Now, there could be other variables that are affecting this increase; one being that a kid would be expected do better in a sequential year of schooling, after more experience. However, the mean increase classes from year to year (excluding History classes) is only a .05 increase in GPA. So, there may be a slight increase in GPA from year to year, but certainly not enough to explain such an increase when moving up a level. In fact, with a sample of this size, there is a significant chance that the difference between grades from year to year could average out to about zero, which would be as expected and only further highlight to be grade inflation in Honors classes.

So, why exclude History classes? History seems to be the worst offender of grade inflation from year to year, from level to level. Every time a student moved up a level in History in this sample, they saw an increase or no change in their GPA. Also, the mean increase in grade from year to year for History classes in the sample is .35, a whole .3 higher increase in GPA than the mean increase for year to year changes for the grades in Science, Math, and English in this sample. The probability of that occurring assuming that there was actually no evidence of any grade inflation? .00021%.

Another proposed explanation for the results is that students in Honors classes benefit from the smart kids around them. Does that explain the abnormal increase in GPA from CP1 to Honors? Possibly, but there is no osmosis-like-transfer of brainpower — because if it were true, wouldn’t every kid that joined an Honors class be inherently smarter or receive a better grade?
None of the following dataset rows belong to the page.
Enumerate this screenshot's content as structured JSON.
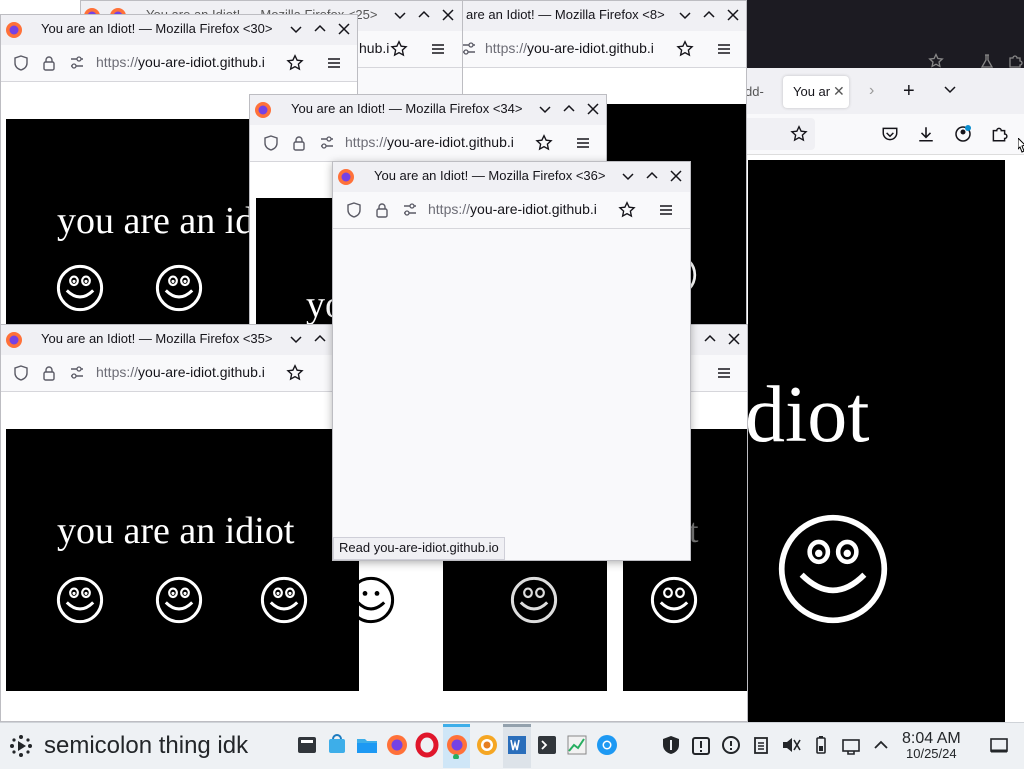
{
  "windows": {
    "w25": {
      "title": "You are an Idiot! — Mozilla Firefox <25>",
      "url_partial": "hub.i"
    },
    "w8": {
      "title": "are an Idiot! — Mozilla Firefox <8>",
      "url_prefix": "https://",
      "url_domain": "you-are-idiot.github.i"
    },
    "w30": {
      "title": "You are an Idiot! — Mozilla Firefox <30>",
      "url_prefix": "https://",
      "url_domain": "you-are-idiot.github.i",
      "page_text": "you are an id"
    },
    "w34": {
      "title": "You are an Idiot! — Mozilla Firefox <34>",
      "url_prefix": "https://",
      "url_domain": "you-are-idiot.github.i",
      "page_text": "yo"
    },
    "w36": {
      "title": "You are an Idiot! — Mozilla Firefox <36>",
      "url_prefix": "https://",
      "url_domain": "you-are-idiot.github.i",
      "status": "Read you-are-idiot.github.io"
    },
    "w35": {
      "title": "You are an Idiot! — Mozilla Firefox <35>",
      "url_prefix": "https://",
      "url_domain": "you-are-idiot.github.i",
      "page_text": "you are an idiot"
    },
    "big": {
      "tab1": "dd-",
      "tab2": "You ar",
      "page_text": "diot"
    }
  },
  "taskbar": {
    "app_name": "semicolon thing idk",
    "clock_time": "8:04 AM",
    "clock_date": "10/25/24"
  },
  "colors": {
    "page_bg": "#000000",
    "text": "#ffffff",
    "taskbar_bg": "#eef1f4",
    "firefox_orange": "#ff7139"
  }
}
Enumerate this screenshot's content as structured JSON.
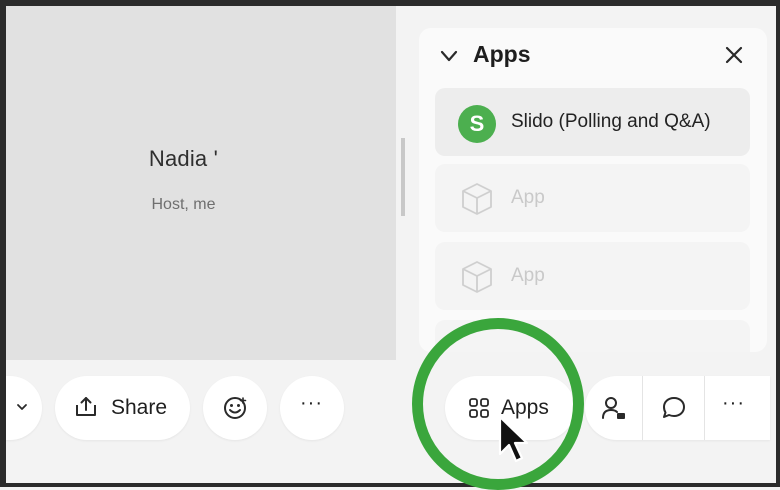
{
  "video": {
    "participant_name": "Nadia '",
    "participant_role": "Host, me"
  },
  "apps_panel": {
    "title": "Apps",
    "items": [
      {
        "icon_letter": "S",
        "label": "Slido (Polling and Q&A)",
        "icon": "slido-icon"
      },
      {
        "label": "App",
        "icon": "cube-icon"
      },
      {
        "label": "App",
        "icon": "cube-icon"
      }
    ]
  },
  "toolbar": {
    "share_label": "Share",
    "more_label": "···",
    "apps_label": "Apps",
    "right_more_label": "···"
  },
  "colors": {
    "accent_green": "#3aa63c",
    "slido_green": "#4caf4f"
  }
}
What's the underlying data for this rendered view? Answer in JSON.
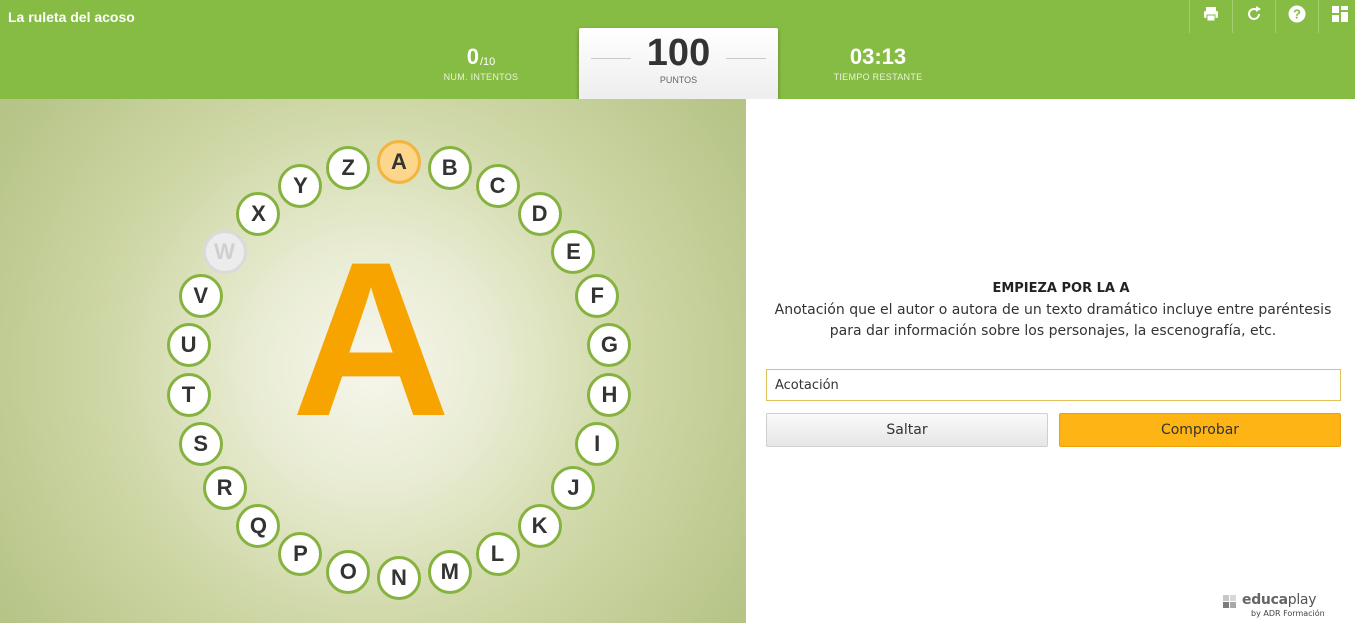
{
  "app": {
    "title": "La ruleta del acoso"
  },
  "toolbar": {
    "buttons": [
      {
        "name": "print-button",
        "icon": "printer-icon"
      },
      {
        "name": "restart-button",
        "icon": "refresh-icon"
      },
      {
        "name": "help-button",
        "icon": "question-icon"
      },
      {
        "name": "menu-button",
        "icon": "grid-icon"
      }
    ]
  },
  "stats": {
    "attempts_value": "0",
    "attempts_total": "/10",
    "attempts_label": "NUM. INTENTOS",
    "points_value": "100",
    "points_label": "PUNTOS",
    "time_value": "03:13",
    "time_label": "TIEMPO RESTANTE"
  },
  "wheel": {
    "current_letter": "A",
    "letters": [
      {
        "char": "A",
        "state": "active"
      },
      {
        "char": "B",
        "state": "pending"
      },
      {
        "char": "C",
        "state": "pending"
      },
      {
        "char": "D",
        "state": "pending"
      },
      {
        "char": "E",
        "state": "pending"
      },
      {
        "char": "F",
        "state": "pending"
      },
      {
        "char": "G",
        "state": "pending"
      },
      {
        "char": "H",
        "state": "pending"
      },
      {
        "char": "I",
        "state": "pending"
      },
      {
        "char": "J",
        "state": "pending"
      },
      {
        "char": "K",
        "state": "pending"
      },
      {
        "char": "L",
        "state": "pending"
      },
      {
        "char": "M",
        "state": "pending"
      },
      {
        "char": "N",
        "state": "pending"
      },
      {
        "char": "O",
        "state": "pending"
      },
      {
        "char": "P",
        "state": "pending"
      },
      {
        "char": "Q",
        "state": "pending"
      },
      {
        "char": "R",
        "state": "pending"
      },
      {
        "char": "S",
        "state": "pending"
      },
      {
        "char": "T",
        "state": "pending"
      },
      {
        "char": "U",
        "state": "pending"
      },
      {
        "char": "V",
        "state": "pending"
      },
      {
        "char": "W",
        "state": "skipped"
      },
      {
        "char": "X",
        "state": "pending"
      },
      {
        "char": "Y",
        "state": "pending"
      },
      {
        "char": "Z",
        "state": "pending"
      }
    ]
  },
  "question": {
    "title": "EMPIEZA POR LA A",
    "text": "Anotación que el autor o autora de un texto dramático incluye entre paréntesis para dar información sobre los personajes, la escenografía, etc.",
    "answer_value": "Acotación",
    "skip_label": "Saltar",
    "check_label": "Comprobar"
  },
  "brand": {
    "name_a": "educa",
    "name_b": "play",
    "sub": "by ADR Formación"
  },
  "colors": {
    "green": "#86bc43",
    "orange": "#f7a400",
    "button_orange": "#fdb414"
  }
}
Sooner or later, an influx of CP1 students into Honors classes would have the opposite effect.

One argument that has been offered by many students is summed up this way:  Although there is generally little difference in the curriculum between CP1 and Honors, the CP1 students receive a lower GPA for completing the same work at a slightly slower pace.

According to the Student-Parent handbook, it states Honors classes as having “rigorous academic expectations and  the challenging pace” while CP1 classes are described for students “who have done above average work in classes at a similar level.” So what’s the real difference? What are CP1 kids doing that result in a loss of .5 points to their GPA? Other than not taking the Honors class, of course.

Whatever the reason, this problem needs to be fixed. Colleges will continue to receive inaccurate GPA readings from kids from all levels, which gives a clear disadvantage to the CP1 kid who does not benefit from the grade inflation of any Honors class. The leveled classes need to be just that: leveled, but also fair.

The Professional Learning Communities in the school are designed to help this type of problem; however, there seems to be too much focus on horizontal integration rather than vertical integration. Honors classes from year to year are aligning their curriculums  out as the freshman, sophomore, junior, and senior teachers from the same level iron out a common curriculum while the vertical integration of different leveled classes is pushed off to the side.

But until changes occur, go grab that waiver. Sign up for the Honors class, take some retakes, increase your GPA. Just call it magical brainpower osmosis.